“In isolation, it’s short-sighted,” Obama said. “I hold out for a more comprehensive strategy before I sign off on whole-hog drilling offshore.”

As crude oil prices skyrocketed to above $147 a barrel in the middle of last year, with gas prices following suit –the national average reached a high of $4.11 a gallon– Congress ended a 1981 drilling ban which covered 85 percent of the offshore areas of the United States.

Public opinion polls overwhelmingly supported the removal of the ban at the time.

However, Interior Secretary Ken Salazar criticized the move as catering to the oil industry more so than taking care of the nation’s energy problem.

“The Bush administration was so intent on opening new areas for oil and gas offshore that it torpedoed offshore renewable energy efforts,” Salazar said last week. “It was a process tilted toward the usual energy players while renewable energy companies and the interests of American consumers and taxpayers were overlooked.”

Others believe that the offshore areas should undergo exploration in an attempt to understand what resources the country holds.

The Obama administration is looking to utilize the coastal waters not just for crude oil drilling, but for renewable energy projects like this offshore wind farm.

“It is entirely possible that America could multiply our undiscovered resources in the Atlantic many times over,” said Rep. Doc Hastings of Washington, the top Republican on the House resources panel. “Without further exploration it is impossible to tell exactly what amount of oil and gas reserves the United States is neglecting.”

Although Salazar has an apparent disdain for the petroleum sector, he admitted that the oil and gas industry “will have a seat at the table.” But he reiterated that he and Obama believe that a “drill-only” approach is not sustainable.

Also last week, Salazar ordered a 45-day review of all the potential sources of energy off the coastline.

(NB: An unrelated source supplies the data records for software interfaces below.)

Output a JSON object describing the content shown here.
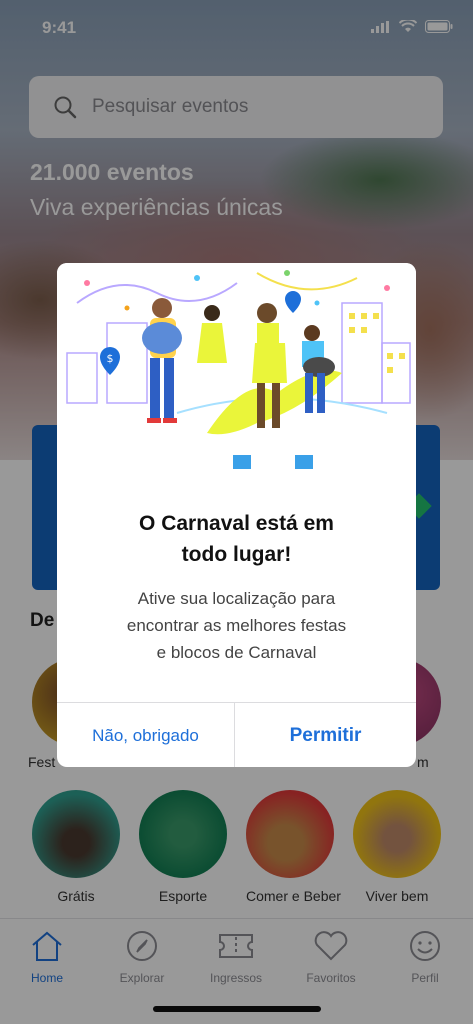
{
  "status_bar": {
    "time": "9:41"
  },
  "search": {
    "placeholder": "Pesquisar eventos"
  },
  "hero": {
    "count": "21.000 eventos",
    "subtitle": "Viva experiências únicas"
  },
  "section": {
    "title_partial": "De"
  },
  "categories_row1_partial": [
    {
      "label": "Fest"
    },
    {
      "label": "m"
    }
  ],
  "categories_row2": [
    {
      "label": "Grátis"
    },
    {
      "label": "Esporte"
    },
    {
      "label": "Comer e Beber"
    },
    {
      "label": "Viver bem"
    }
  ],
  "tabbar": {
    "items": [
      {
        "label": "Home",
        "icon": "home-icon",
        "active": true
      },
      {
        "label": "Explorar",
        "icon": "compass-icon",
        "active": false
      },
      {
        "label": "Ingressos",
        "icon": "ticket-icon",
        "active": false
      },
      {
        "label": "Favoritos",
        "icon": "heart-icon",
        "active": false
      },
      {
        "label": "Perfil",
        "icon": "profile-icon",
        "active": false
      }
    ]
  },
  "modal": {
    "title_line1": "O Carnaval está em",
    "title_line2": "todo lugar!",
    "body_line1": "Ative sua localização para",
    "body_line2": "encontrar as melhores festas",
    "body_line3": "e blocos de Carnaval",
    "decline_label": "Não, obrigado",
    "accept_label": "Permitir"
  },
  "colors": {
    "accent": "#1e6fd9",
    "banner": "#1565c0",
    "dim_overlay": "rgba(0,0,0,0.4)"
  }
}
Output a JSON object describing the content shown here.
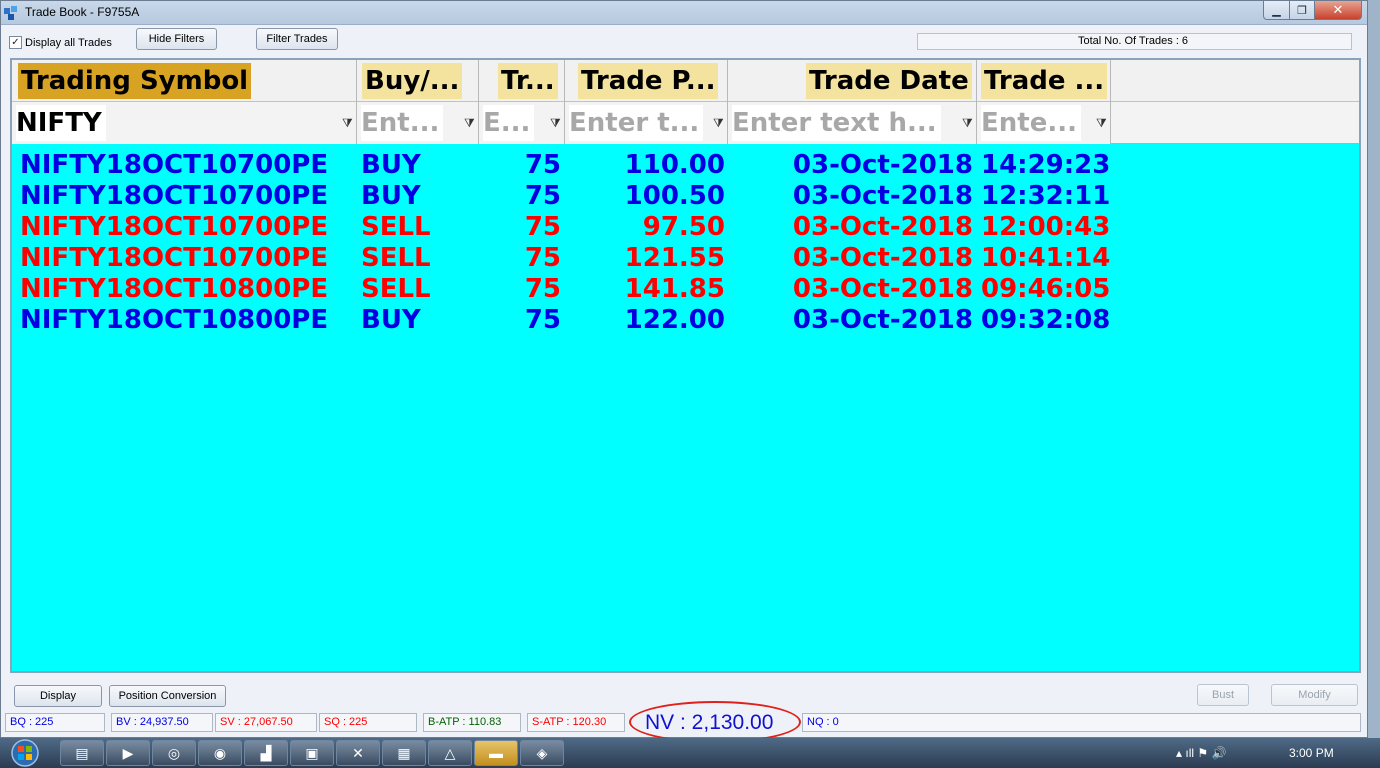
{
  "window": {
    "title": "Trade Book - F9755A",
    "min_glyph": "▁",
    "max_glyph": "❐",
    "close_glyph": "✕"
  },
  "toolbar": {
    "display_all_label": "Display all Trades",
    "display_all_checked": "✓",
    "hide_filters_label": "Hide Filters",
    "filter_trades_label": "Filter Trades",
    "total_trades_text": "Total No. Of Trades : 6"
  },
  "grid": {
    "columns": [
      "Trading Symbol",
      "Buy/...",
      "Tr...",
      "Trade P...",
      "Trade Date",
      "Trade ..."
    ],
    "filters": [
      "NIFTY",
      "Ent...",
      "E...",
      "Enter t...",
      "Enter text h...",
      "Ente..."
    ],
    "funnel_glyph": "⧩",
    "rows": [
      {
        "symbol": "NIFTY18OCT10700PE",
        "side": "BUY",
        "qty": "75",
        "price": "110.00",
        "date": "03-Oct-2018",
        "time": "14:29:23",
        "color": "#0000e0"
      },
      {
        "symbol": "NIFTY18OCT10700PE",
        "side": "BUY",
        "qty": "75",
        "price": "100.50",
        "date": "03-Oct-2018",
        "time": "12:32:11",
        "color": "#0000e0"
      },
      {
        "symbol": "NIFTY18OCT10700PE",
        "side": "SELL",
        "qty": "75",
        "price": "97.50",
        "date": "03-Oct-2018",
        "time": "12:00:43",
        "color": "#ff0000"
      },
      {
        "symbol": "NIFTY18OCT10700PE",
        "side": "SELL",
        "qty": "75",
        "price": "121.55",
        "date": "03-Oct-2018",
        "time": "10:41:14",
        "color": "#ff0000"
      },
      {
        "symbol": "NIFTY18OCT10800PE",
        "side": "SELL",
        "qty": "75",
        "price": "141.85",
        "date": "03-Oct-2018",
        "time": "09:46:05",
        "color": "#ff0000"
      },
      {
        "symbol": "NIFTY18OCT10800PE",
        "side": "BUY",
        "qty": "75",
        "price": "122.00",
        "date": "03-Oct-2018",
        "time": "09:32:08",
        "color": "#0000e0"
      }
    ]
  },
  "actions": {
    "display_label": "Display",
    "position_conversion_label": "Position Conversion",
    "bust_label": "Bust",
    "modify_label": "Modify"
  },
  "status": {
    "bq": "BQ : 225",
    "bv": "BV : 24,937.50",
    "sv": "SV : 27,067.50",
    "sq": "SQ : 225",
    "batp": "B-ATP : 110.83",
    "satp": "S-ATP : 120.30",
    "nv": "NV : 2,130.00",
    "nq": "NQ : 0",
    "buy_color": "#0000e0",
    "sell_color": "#ff0000"
  },
  "taskbar": {
    "clock": "3:00 PM",
    "tray_icons": "▴ ıll ⚑ 🔊"
  }
}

The Interior Secretary also pledged to develop final rules in the coming months for renewable offshore resources – including wind, waves and tidal currents. That speeds a process he said had been delayed.